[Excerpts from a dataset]
· · · · · · ·

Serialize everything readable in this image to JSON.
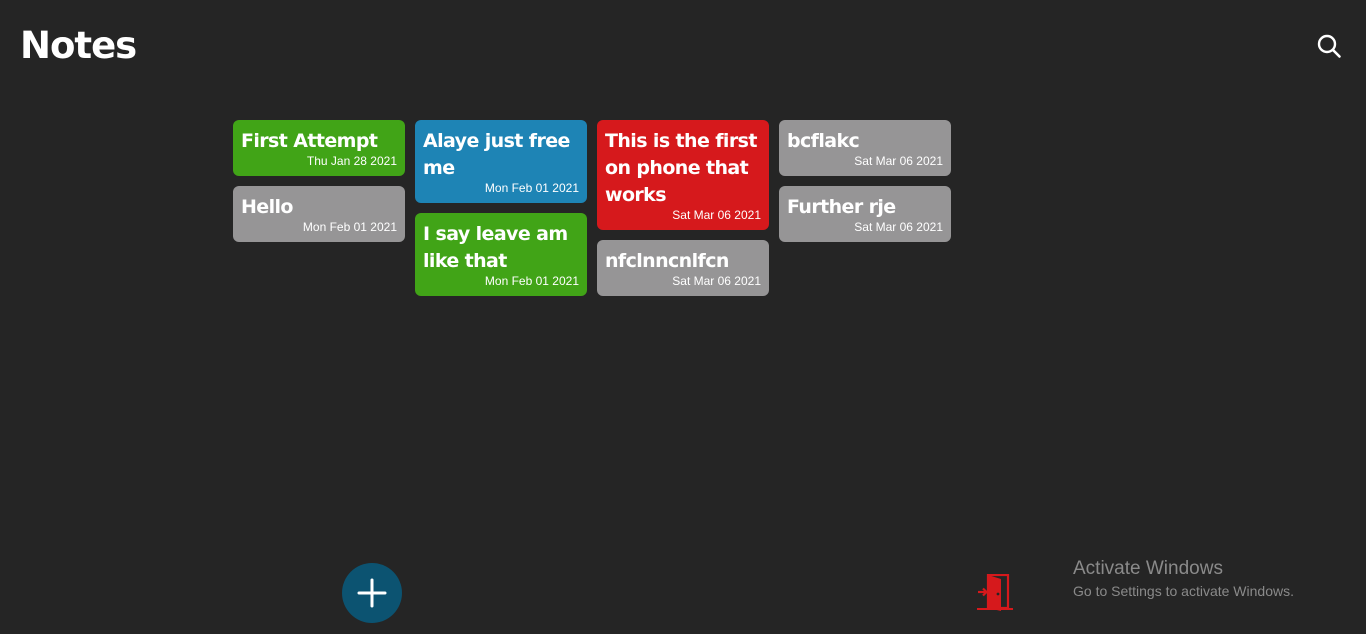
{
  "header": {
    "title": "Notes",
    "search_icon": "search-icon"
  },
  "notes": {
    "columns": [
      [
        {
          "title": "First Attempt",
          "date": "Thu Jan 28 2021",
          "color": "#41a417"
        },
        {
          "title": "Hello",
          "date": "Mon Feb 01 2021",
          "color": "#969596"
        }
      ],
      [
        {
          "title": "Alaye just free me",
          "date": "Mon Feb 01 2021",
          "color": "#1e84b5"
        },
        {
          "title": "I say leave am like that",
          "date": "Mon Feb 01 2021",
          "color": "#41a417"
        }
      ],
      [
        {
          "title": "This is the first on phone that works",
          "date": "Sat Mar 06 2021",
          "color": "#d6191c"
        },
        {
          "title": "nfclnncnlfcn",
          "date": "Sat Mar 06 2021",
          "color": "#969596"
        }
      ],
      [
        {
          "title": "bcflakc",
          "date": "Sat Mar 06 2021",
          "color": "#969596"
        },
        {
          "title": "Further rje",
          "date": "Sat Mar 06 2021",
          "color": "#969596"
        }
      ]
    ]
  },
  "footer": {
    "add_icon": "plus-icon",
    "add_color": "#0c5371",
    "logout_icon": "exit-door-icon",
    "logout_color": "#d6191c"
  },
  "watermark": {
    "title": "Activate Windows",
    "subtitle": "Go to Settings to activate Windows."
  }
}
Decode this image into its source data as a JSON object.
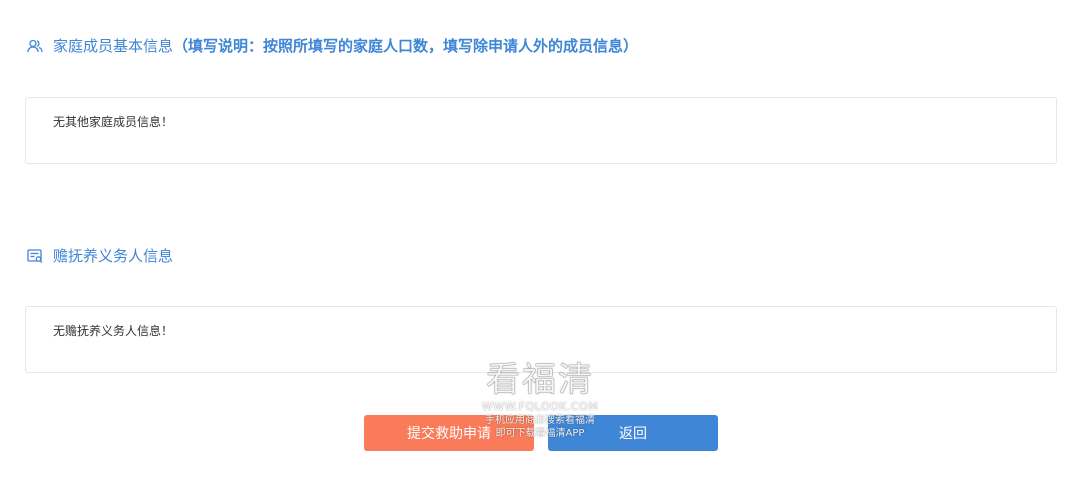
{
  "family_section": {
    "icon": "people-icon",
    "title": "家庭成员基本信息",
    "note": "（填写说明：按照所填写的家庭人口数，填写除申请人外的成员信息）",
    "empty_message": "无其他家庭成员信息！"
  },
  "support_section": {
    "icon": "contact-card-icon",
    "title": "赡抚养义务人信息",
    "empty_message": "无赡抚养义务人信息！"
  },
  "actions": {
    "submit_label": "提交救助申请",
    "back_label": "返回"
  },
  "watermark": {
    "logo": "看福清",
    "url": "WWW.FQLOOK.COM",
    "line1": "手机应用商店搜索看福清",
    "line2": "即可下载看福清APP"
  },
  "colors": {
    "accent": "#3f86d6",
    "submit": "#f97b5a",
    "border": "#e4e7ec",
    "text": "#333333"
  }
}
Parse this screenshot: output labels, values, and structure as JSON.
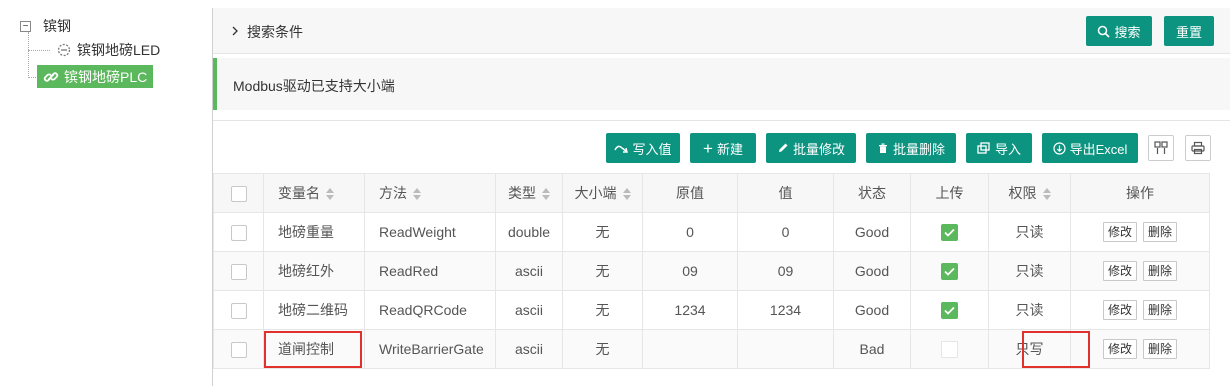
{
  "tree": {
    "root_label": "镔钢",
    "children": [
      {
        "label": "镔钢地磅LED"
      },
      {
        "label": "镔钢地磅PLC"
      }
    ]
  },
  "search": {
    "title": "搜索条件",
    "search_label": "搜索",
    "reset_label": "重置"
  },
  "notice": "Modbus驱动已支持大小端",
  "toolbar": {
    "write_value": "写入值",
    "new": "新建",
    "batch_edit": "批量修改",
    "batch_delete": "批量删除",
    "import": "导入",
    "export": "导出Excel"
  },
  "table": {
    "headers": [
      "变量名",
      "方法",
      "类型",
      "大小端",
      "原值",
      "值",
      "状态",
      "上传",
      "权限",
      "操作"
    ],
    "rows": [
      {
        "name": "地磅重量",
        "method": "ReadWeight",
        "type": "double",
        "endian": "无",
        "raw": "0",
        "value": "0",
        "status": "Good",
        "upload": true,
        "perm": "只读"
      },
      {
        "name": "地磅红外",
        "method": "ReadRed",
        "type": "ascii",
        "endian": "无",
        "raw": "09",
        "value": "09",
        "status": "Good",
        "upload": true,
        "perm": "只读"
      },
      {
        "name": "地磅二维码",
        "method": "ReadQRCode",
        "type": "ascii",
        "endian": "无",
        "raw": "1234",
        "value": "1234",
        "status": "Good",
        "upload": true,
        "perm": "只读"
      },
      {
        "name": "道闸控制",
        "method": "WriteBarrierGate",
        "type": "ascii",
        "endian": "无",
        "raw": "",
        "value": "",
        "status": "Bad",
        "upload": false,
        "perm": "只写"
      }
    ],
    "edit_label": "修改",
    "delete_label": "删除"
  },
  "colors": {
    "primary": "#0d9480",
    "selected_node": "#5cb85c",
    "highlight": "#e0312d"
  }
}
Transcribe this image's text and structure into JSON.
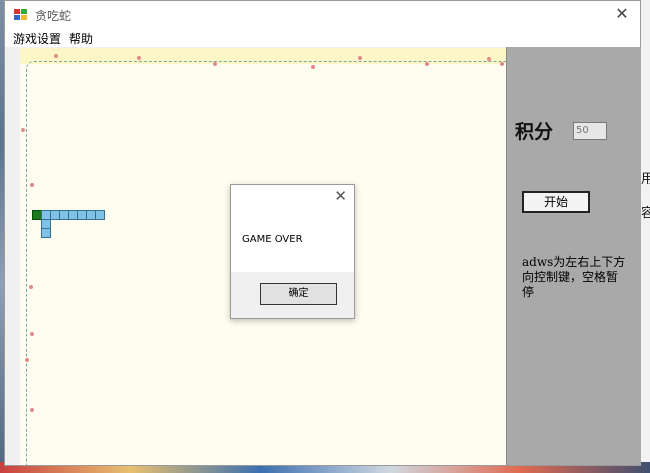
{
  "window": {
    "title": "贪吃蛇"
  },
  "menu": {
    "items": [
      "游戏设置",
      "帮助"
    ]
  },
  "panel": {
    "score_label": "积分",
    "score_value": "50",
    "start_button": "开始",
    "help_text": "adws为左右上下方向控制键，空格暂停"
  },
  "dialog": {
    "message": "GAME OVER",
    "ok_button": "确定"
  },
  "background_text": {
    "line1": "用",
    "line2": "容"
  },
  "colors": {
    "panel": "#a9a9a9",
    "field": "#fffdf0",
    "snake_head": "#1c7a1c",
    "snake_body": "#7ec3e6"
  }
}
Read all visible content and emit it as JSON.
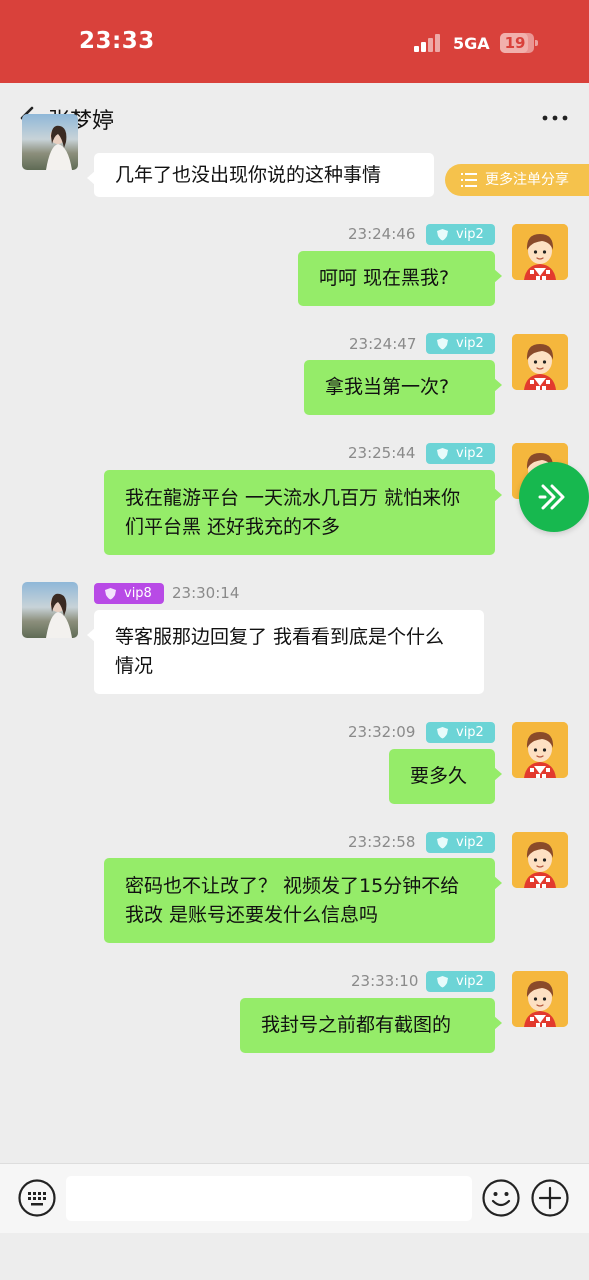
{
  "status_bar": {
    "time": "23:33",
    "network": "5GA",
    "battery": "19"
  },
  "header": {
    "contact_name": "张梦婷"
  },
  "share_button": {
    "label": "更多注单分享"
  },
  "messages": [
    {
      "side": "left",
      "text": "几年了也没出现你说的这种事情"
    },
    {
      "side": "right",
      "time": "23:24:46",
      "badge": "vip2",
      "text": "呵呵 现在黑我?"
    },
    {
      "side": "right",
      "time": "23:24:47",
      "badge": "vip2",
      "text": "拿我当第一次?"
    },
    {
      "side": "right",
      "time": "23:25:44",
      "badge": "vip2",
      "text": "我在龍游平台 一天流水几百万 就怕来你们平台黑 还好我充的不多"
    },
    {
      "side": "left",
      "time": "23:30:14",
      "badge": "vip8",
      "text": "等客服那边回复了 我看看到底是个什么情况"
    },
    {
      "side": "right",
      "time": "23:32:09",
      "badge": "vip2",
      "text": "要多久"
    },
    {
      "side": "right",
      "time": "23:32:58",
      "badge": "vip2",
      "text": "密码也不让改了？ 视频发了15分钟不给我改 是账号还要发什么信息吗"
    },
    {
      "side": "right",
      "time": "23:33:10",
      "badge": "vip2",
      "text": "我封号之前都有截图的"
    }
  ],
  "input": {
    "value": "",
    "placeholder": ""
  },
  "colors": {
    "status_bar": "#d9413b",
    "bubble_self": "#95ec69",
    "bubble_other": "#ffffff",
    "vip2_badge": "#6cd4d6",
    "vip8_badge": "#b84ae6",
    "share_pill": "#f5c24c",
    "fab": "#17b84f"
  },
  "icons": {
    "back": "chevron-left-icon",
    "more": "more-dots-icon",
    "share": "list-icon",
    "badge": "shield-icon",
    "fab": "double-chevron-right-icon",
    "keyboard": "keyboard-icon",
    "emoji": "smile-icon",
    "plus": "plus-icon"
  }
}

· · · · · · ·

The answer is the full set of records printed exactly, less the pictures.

Serialize everything readable in this image to JSON.
{
  "header": {
    "title": "Notes",
    "search_icon": "search-icon"
  },
  "notes": {
    "columns": [
      [
        {
          "title": "First Attempt",
          "date": "Thu Jan 28 2021",
          "color": "#41a417"
        },
        {
          "title": "Hello",
          "date": "Mon Feb 01 2021",
          "color": "#969596"
        }
      ],
      [
        {
          "title": "Alaye just free me",
          "date": "Mon Feb 01 2021",
          "color": "#1e84b5"
        },
        {
          "title": "I say leave am like that",
          "date": "Mon Feb 01 2021",
          "color": "#41a417"
        }
      ],
      [
        {
          "title": "This is the first on phone that works",
          "date": "Sat Mar 06 2021",
          "color": "#d6191c"
        },
        {
          "title": "nfclnncnlfcn",
          "date": "Sat Mar 06 2021",
          "color": "#969596"
        }
      ],
      [
        {
          "title": "bcflakc",
          "date": "Sat Mar 06 2021",
          "color": "#969596"
        },
        {
          "title": "Further rje",
          "date": "Sat Mar 06 2021",
          "color": "#969596"
        }
      ]
    ]
  },
  "footer": {
    "add_icon": "plus-icon",
    "add_color": "#0c5371",
    "logout_icon": "exit-door-icon",
    "logout_color": "#d6191c"
  },
  "watermark": {
    "title": "Activate Windows",
    "subtitle": "Go to Settings to activate Windows."
  }
}
Decode this image into its source data as a JSON object.
{
  "family_section": {
    "icon": "people-icon",
    "title": "家庭成员基本信息",
    "note": "（填写说明：按照所填写的家庭人口数，填写除申请人外的成员信息）",
    "empty_message": "无其他家庭成员信息！"
  },
  "support_section": {
    "icon": "contact-card-icon",
    "title": "赡抚养义务人信息",
    "empty_message": "无赡抚养义务人信息！"
  },
  "actions": {
    "submit_label": "提交救助申请",
    "back_label": "返回"
  },
  "watermark": {
    "logo": "看福清",
    "url": "WWW.FQLOOK.COM",
    "line1": "手机应用商店搜索看福清",
    "line2": "即可下载看福清APP"
  },
  "colors": {
    "accent": "#3f86d6",
    "submit": "#f97b5a",
    "border": "#e4e7ec",
    "text": "#333333"
  }
}
Parse this screenshot: output labels, values, and structure as JSON.
{
  "tree": {
    "root_label": "镔钢",
    "children": [
      {
        "label": "镔钢地磅LED"
      },
      {
        "label": "镔钢地磅PLC"
      }
    ]
  },
  "search": {
    "title": "搜索条件",
    "search_label": "搜索",
    "reset_label": "重置"
  },
  "notice": "Modbus驱动已支持大小端",
  "toolbar": {
    "write_value": "写入值",
    "new": "新建",
    "batch_edit": "批量修改",
    "batch_delete": "批量删除",
    "import": "导入",
    "export": "导出Excel"
  },
  "table": {
    "headers": [
      "变量名",
      "方法",
      "类型",
      "大小端",
      "原值",
      "值",
      "状态",
      "上传",
      "权限",
      "操作"
    ],
    "rows": [
      {
        "name": "地磅重量",
        "method": "ReadWeight",
        "type": "double",
        "endian": "无",
        "raw": "0",
        "value": "0",
        "status": "Good",
        "upload": true,
        "perm": "只读"
      },
      {
        "name": "地磅红外",
        "method": "ReadRed",
        "type": "ascii",
        "endian": "无",
        "raw": "09",
        "value": "09",
        "status": "Good",
        "upload": true,
        "perm": "只读"
      },
      {
        "name": "地磅二维码",
        "method": "ReadQRCode",
        "type": "ascii",
        "endian": "无",
        "raw": "1234",
        "value": "1234",
        "status": "Good",
        "upload": true,
        "perm": "只读"
      },
      {
        "name": "道闸控制",
        "method": "WriteBarrierGate",
        "type": "ascii",
        "endian": "无",
        "raw": "",
        "value": "",
        "status": "Bad",
        "upload": false,
        "perm": "只写"
      }
    ],
    "edit_label": "修改",
    "delete_label": "删除"
  },
  "colors": {
    "primary": "#0d9480",
    "selected_node": "#5cb85c",
    "highlight": "#e0312d"
  }
}
Transcribe this image's text and structure into JSON.
{
  "window": {
    "title": "贪吃蛇"
  },
  "menu": {
    "items": [
      "游戏设置",
      "帮助"
    ]
  },
  "panel": {
    "score_label": "积分",
    "score_value": "50",
    "start_button": "开始",
    "help_text": "adws为左右上下方向控制键，空格暂停"
  },
  "dialog": {
    "message": "GAME OVER",
    "ok_button": "确定"
  },
  "background_text": {
    "line1": "用",
    "line2": "容"
  },
  "colors": {
    "panel": "#a9a9a9",
    "field": "#fffdf0",
    "snake_head": "#1c7a1c",
    "snake_body": "#7ec3e6"
  }
}
Read all visible content and emit it as JSON.
{
  "status_bar": {
    "time": "23:33",
    "network": "5GA",
    "battery": "19"
  },
  "header": {
    "contact_name": "张梦婷"
  },
  "share_button": {
    "label": "更多注单分享"
  },
  "messages": [
    {
      "side": "left",
      "text": "几年了也没出现你说的这种事情"
    },
    {
      "side": "right",
      "time": "23:24:46",
      "badge": "vip2",
      "text": "呵呵 现在黑我?"
    },
    {
      "side": "right",
      "time": "23:24:47",
      "badge": "vip2",
      "text": "拿我当第一次?"
    },
    {
      "side": "right",
      "time": "23:25:44",
      "badge": "vip2",
      "text": "我在龍游平台 一天流水几百万 就怕来你们平台黑 还好我充的不多"
    },
    {
      "side": "left",
      "time": "23:30:14",
      "badge": "vip8",
      "text": "等客服那边回复了 我看看到底是个什么情况"
    },
    {
      "side": "right",
      "time": "23:32:09",
      "badge": "vip2",
      "text": "要多久"
    },
    {
      "side": "right",
      "time": "23:32:58",
      "badge": "vip2",
      "text": "密码也不让改了？ 视频发了15分钟不给我改 是账号还要发什么信息吗"
    },
    {
      "side": "right",
      "time": "23:33:10",
      "badge": "vip2",
      "text": "我封号之前都有截图的"
    }
  ],
  "input": {
    "value": "",
    "placeholder": ""
  },
  "colors": {
    "status_bar": "#d9413b",
    "bubble_self": "#95ec69",
    "bubble_other": "#ffffff",
    "vip2_badge": "#6cd4d6",
    "vip8_badge": "#b84ae6",
    "share_pill": "#f5c24c",
    "fab": "#17b84f"
  },
  "icons": {
    "back": "chevron-left-icon",
    "more": "more-dots-icon",
    "share": "list-icon",
    "badge": "shield-icon",
    "fab": "double-chevron-right-icon",
    "keyboard": "keyboard-icon",
    "emoji": "smile-icon",
    "plus": "plus-icon"
  }
}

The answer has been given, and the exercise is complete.